§ **Task objective**
Your answer should be a single number: how many lines in the data below hold the string "views".
Given data Start Marker
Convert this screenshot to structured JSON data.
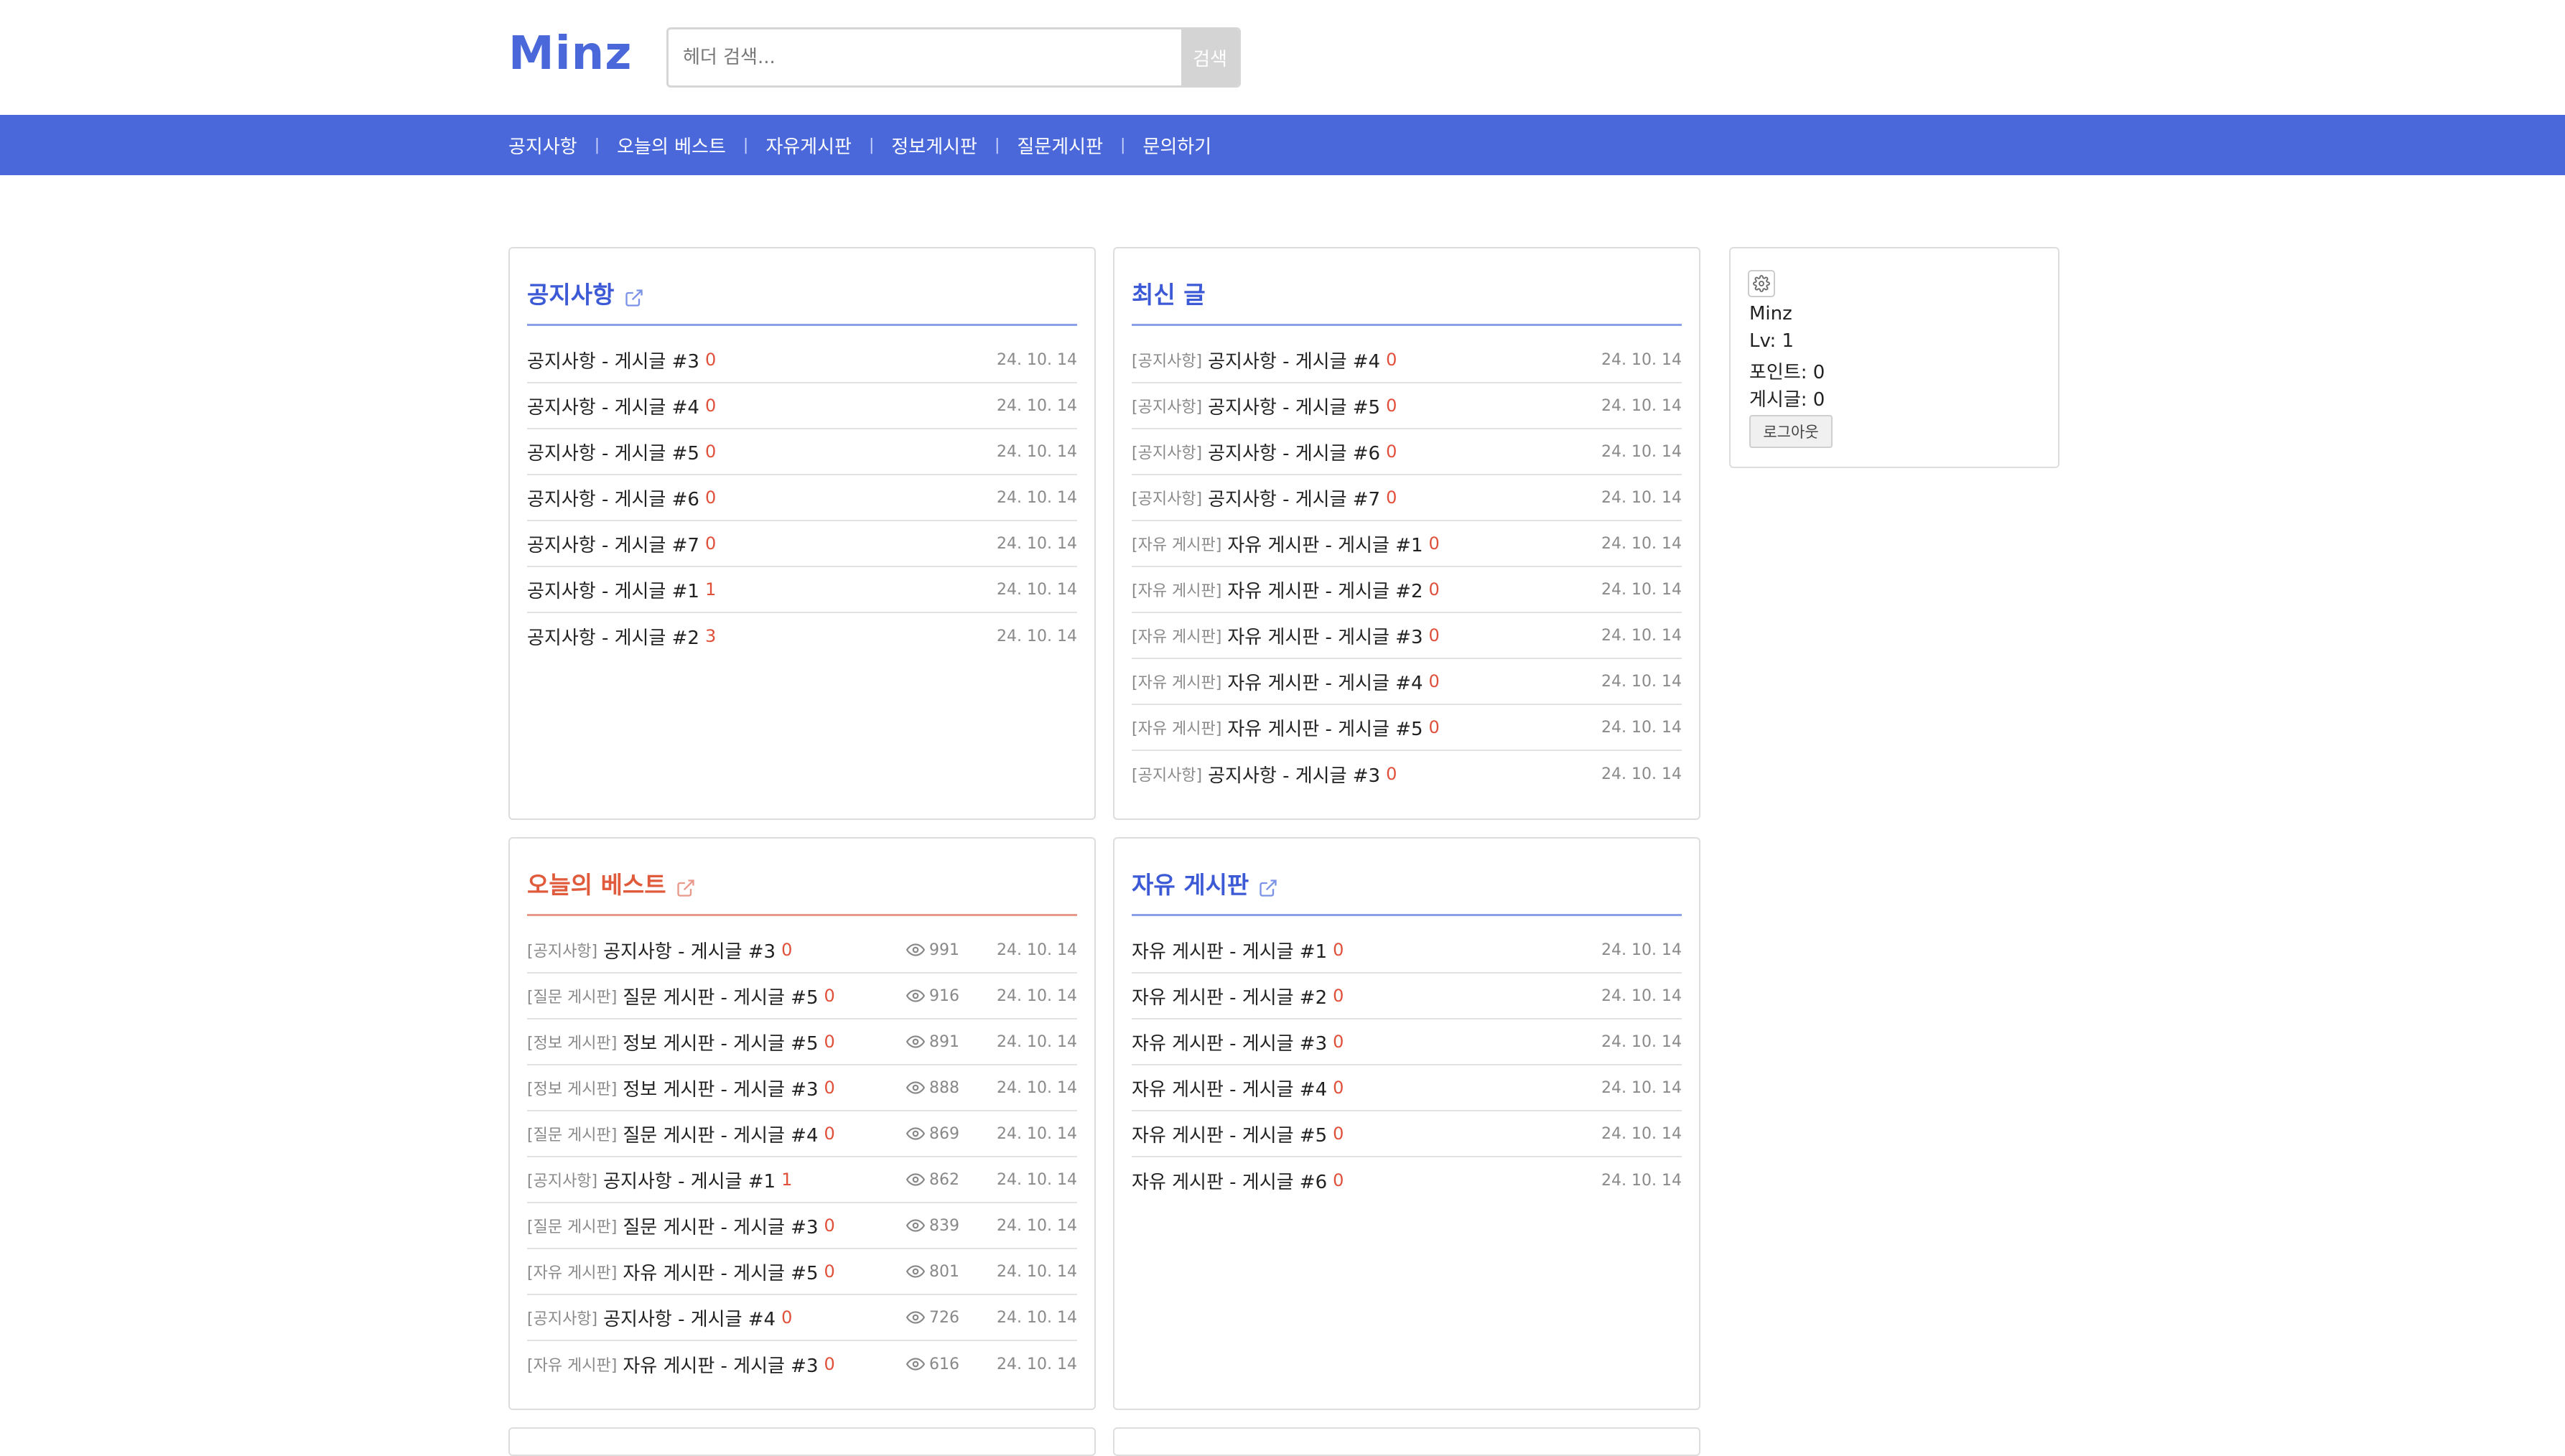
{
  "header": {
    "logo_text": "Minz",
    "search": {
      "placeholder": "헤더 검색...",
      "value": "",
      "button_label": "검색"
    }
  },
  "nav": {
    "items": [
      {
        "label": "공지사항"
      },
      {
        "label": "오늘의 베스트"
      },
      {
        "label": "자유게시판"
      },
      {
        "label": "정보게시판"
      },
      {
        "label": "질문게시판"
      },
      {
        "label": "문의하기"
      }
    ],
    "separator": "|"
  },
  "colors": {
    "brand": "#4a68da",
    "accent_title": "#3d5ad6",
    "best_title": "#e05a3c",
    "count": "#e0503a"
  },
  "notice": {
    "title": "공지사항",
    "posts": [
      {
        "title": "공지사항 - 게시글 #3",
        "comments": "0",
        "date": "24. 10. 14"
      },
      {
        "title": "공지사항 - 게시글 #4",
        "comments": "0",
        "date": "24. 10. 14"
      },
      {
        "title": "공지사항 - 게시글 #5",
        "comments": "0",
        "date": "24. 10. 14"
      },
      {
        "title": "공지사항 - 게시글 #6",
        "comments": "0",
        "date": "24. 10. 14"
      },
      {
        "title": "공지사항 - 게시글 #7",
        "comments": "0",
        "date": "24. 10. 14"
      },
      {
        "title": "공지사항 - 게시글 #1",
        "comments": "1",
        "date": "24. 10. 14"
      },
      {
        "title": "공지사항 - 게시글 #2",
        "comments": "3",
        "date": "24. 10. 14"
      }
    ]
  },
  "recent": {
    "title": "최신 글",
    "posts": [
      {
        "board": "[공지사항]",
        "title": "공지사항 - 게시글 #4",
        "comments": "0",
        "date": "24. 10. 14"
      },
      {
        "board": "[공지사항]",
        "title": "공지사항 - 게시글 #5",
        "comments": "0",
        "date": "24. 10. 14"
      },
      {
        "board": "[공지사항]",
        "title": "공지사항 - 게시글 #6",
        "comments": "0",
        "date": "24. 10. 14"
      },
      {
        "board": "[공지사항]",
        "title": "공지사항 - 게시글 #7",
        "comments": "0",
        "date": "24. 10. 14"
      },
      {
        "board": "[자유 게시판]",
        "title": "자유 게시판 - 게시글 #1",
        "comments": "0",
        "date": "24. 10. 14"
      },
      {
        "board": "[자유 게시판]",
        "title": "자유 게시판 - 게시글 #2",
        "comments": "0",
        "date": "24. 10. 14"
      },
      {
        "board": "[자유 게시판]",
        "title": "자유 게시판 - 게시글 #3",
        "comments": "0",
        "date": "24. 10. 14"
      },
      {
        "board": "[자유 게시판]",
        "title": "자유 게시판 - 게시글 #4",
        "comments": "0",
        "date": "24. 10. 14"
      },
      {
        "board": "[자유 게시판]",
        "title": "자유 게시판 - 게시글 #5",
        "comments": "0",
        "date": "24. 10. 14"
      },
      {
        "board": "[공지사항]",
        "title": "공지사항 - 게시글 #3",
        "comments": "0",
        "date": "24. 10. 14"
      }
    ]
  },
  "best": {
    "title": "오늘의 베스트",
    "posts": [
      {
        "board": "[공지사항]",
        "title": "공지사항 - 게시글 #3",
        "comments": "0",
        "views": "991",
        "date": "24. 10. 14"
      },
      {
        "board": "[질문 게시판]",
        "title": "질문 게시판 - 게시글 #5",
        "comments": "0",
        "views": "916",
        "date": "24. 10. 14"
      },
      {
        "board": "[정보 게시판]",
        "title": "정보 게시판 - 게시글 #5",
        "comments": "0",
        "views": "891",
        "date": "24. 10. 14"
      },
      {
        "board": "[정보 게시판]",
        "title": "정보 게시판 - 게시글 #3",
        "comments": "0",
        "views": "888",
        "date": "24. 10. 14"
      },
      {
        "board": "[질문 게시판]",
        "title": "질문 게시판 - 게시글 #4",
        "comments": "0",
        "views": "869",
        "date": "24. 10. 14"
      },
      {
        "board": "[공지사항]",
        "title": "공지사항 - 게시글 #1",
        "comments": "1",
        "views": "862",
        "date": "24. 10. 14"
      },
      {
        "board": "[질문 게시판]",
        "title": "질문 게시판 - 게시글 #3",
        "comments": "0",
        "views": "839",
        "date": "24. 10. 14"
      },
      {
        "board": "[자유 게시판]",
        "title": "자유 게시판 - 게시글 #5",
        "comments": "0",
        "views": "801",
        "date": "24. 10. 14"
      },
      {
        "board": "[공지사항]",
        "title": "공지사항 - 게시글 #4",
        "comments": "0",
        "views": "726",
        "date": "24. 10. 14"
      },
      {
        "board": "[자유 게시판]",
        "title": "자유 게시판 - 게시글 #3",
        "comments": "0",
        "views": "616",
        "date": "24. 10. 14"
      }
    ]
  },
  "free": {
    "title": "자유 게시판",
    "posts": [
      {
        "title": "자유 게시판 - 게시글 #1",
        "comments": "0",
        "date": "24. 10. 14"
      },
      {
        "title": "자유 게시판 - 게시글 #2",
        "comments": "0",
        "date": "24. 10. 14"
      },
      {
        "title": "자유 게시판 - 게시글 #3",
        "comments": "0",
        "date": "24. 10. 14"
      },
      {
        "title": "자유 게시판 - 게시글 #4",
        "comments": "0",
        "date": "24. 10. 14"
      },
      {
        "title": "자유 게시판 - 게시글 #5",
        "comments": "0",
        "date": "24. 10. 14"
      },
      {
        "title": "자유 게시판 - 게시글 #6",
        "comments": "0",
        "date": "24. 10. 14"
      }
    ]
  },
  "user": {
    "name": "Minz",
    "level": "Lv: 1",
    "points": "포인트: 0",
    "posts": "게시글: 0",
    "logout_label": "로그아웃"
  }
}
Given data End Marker
§ **Result below**
10